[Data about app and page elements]

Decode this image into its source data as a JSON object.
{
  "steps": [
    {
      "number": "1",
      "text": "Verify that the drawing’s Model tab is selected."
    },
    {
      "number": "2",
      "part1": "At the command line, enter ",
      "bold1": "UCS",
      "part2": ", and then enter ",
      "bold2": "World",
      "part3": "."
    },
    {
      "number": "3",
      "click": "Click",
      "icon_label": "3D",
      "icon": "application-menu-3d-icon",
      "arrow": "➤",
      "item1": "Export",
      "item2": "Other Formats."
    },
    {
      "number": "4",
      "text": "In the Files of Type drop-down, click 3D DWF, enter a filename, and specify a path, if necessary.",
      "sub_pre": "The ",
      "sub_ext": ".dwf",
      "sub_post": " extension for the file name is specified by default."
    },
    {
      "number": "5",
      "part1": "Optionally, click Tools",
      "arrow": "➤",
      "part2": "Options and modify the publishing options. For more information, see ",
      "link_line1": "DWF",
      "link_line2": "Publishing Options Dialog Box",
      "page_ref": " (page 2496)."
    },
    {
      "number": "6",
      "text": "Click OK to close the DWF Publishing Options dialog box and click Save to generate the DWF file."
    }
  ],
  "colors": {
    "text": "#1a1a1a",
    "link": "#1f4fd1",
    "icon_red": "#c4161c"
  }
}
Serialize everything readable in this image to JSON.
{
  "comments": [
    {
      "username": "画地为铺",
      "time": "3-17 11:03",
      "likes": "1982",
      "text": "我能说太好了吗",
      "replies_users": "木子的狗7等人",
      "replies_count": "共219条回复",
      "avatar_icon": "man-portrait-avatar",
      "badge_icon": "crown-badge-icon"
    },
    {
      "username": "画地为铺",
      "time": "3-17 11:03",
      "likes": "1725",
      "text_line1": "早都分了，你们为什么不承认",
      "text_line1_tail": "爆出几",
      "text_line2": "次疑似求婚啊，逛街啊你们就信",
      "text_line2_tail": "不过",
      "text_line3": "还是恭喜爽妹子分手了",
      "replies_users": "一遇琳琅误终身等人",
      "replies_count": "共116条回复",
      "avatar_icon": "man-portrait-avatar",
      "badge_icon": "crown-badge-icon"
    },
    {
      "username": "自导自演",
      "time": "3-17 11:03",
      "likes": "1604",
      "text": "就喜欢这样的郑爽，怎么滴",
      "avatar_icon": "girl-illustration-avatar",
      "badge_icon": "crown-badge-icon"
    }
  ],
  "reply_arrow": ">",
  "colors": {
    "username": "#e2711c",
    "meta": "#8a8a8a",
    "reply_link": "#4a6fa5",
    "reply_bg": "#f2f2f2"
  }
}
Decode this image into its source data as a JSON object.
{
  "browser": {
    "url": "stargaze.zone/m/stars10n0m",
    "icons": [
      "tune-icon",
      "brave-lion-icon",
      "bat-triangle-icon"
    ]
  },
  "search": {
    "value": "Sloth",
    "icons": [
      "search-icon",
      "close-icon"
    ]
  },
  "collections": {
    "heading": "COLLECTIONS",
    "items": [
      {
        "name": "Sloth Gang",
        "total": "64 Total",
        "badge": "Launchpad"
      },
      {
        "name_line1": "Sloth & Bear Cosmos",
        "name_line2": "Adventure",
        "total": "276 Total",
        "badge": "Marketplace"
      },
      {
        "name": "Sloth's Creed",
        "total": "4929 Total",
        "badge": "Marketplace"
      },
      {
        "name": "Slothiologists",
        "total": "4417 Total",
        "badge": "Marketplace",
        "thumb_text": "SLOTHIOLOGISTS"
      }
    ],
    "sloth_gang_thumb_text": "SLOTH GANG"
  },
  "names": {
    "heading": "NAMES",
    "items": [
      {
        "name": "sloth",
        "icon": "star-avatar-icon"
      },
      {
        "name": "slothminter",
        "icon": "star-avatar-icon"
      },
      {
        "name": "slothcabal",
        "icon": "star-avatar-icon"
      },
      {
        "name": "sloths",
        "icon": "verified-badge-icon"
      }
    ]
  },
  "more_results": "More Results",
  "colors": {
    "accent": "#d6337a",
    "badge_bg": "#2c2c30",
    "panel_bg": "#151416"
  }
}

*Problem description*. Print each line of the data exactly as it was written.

*Solution to this problem*.
Decode this image into its source data as a JSON object.
{
  "steps": [
    {
      "number": "1",
      "text": "Verify that the drawing’s Model tab is selected."
    },
    {
      "number": "2",
      "part1": "At the command line, enter ",
      "bold1": "UCS",
      "part2": ", and then enter ",
      "bold2": "World",
      "part3": "."
    },
    {
      "number": "3",
      "click": "Click",
      "icon_label": "3D",
      "icon": "application-menu-3d-icon",
      "arrow": "➤",
      "item1": "Export",
      "item2": "Other Formats."
    },
    {
      "number": "4",
      "text": "In the Files of Type drop-down, click 3D DWF, enter a filename, and specify a path, if necessary.",
      "sub_pre": "The ",
      "sub_ext": ".dwf",
      "sub_post": " extension for the file name is specified by default."
    },
    {
      "number": "5",
      "part1": "Optionally, click Tools",
      "arrow": "➤",
      "part2": "Options and modify the publishing options. For more information, see ",
      "link_line1": "DWF",
      "link_line2": "Publishing Options Dialog Box",
      "page_ref": " (page 2496)."
    },
    {
      "number": "6",
      "text": "Click OK to close the DWF Publishing Options dialog box and click Save to generate the DWF file."
    }
  ],
  "colors": {
    "text": "#1a1a1a",
    "link": "#1f4fd1",
    "icon_red": "#c4161c"
  }
}
Serialize everything readable in this image to JSON.
{
  "comments": [
    {
      "username": "画地为铺",
      "time": "3-17 11:03",
      "likes": "1982",
      "text": "我能说太好了吗",
      "replies_users": "木子的狗7等人",
      "replies_count": "共219条回复",
      "avatar_icon": "man-portrait-avatar",
      "badge_icon": "crown-badge-icon"
    },
    {
      "username": "画地为铺",
      "time": "3-17 11:03",
      "likes": "1725",
      "text_line1": "早都分了，你们为什么不承认",
      "text_line1_tail": "爆出几",
      "text_line2": "次疑似求婚啊，逛街啊你们就信",
      "text_line2_tail": "不过",
      "text_line3": "还是恭喜爽妹子分手了",
      "replies_users": "一遇琳琅误终身等人",
      "replies_count": "共116条回复",
      "avatar_icon": "man-portrait-avatar",
      "badge_icon": "crown-badge-icon"
    },
    {
      "username": "自导自演",
      "time": "3-17 11:03",
      "likes": "1604",
      "text": "就喜欢这样的郑爽，怎么滴",
      "avatar_icon": "girl-illustration-avatar",
      "badge_icon": "crown-badge-icon"
    }
  ],
  "reply_arrow": ">",
  "colors": {
    "username": "#e2711c",
    "meta": "#8a8a8a",
    "reply_link": "#4a6fa5",
    "reply_bg": "#f2f2f2"
  }
}
Decode this image into its source data as a JSON object.
{
  "browser": {
    "url": "stargaze.zone/m/stars10n0m",
    "icons": [
      "tune-icon",
      "brave-lion-icon",
      "bat-triangle-icon"
    ]
  },
  "search": {
    "value": "Sloth",
    "icons": [
      "search-icon",
      "close-icon"
    ]
  },
  "collections": {
    "heading": "COLLECTIONS",
    "items": [
      {
        "name": "Sloth Gang",
        "total": "64 Total",
        "badge": "Launchpad"
      },
      {
        "name_line1": "Sloth & Bear Cosmos",
        "name_line2": "Adventure",
        "total": "276 Total",
        "badge": "Marketplace"
      },
      {
        "name": "Sloth's Creed",
        "total": "4929 Total",
        "badge": "Marketplace"
      },
      {
        "name": "Slothiologists",
        "total": "4417 Total",
        "badge": "Marketplace",
        "thumb_text": "SLOTHIOLOGISTS"
      }
    ],
    "sloth_gang_thumb_text": "SLOTH GANG"
  },
  "names": {
    "heading": "NAMES",
    "items": [
      {
        "name": "sloth",
        "icon": "star-avatar-icon"
      },
      {
        "name": "slothminter",
        "icon": "star-avatar-icon"
      },
      {
        "name": "slothcabal",
        "icon": "star-avatar-icon"
      },
      {
        "name": "sloths",
        "icon": "verified-badge-icon"
      }
    ]
  },
  "more_results": "More Results",
  "colors": {
    "accent": "#d6337a",
    "badge_bg": "#2c2c30",
    "panel_bg": "#151416"
  }
}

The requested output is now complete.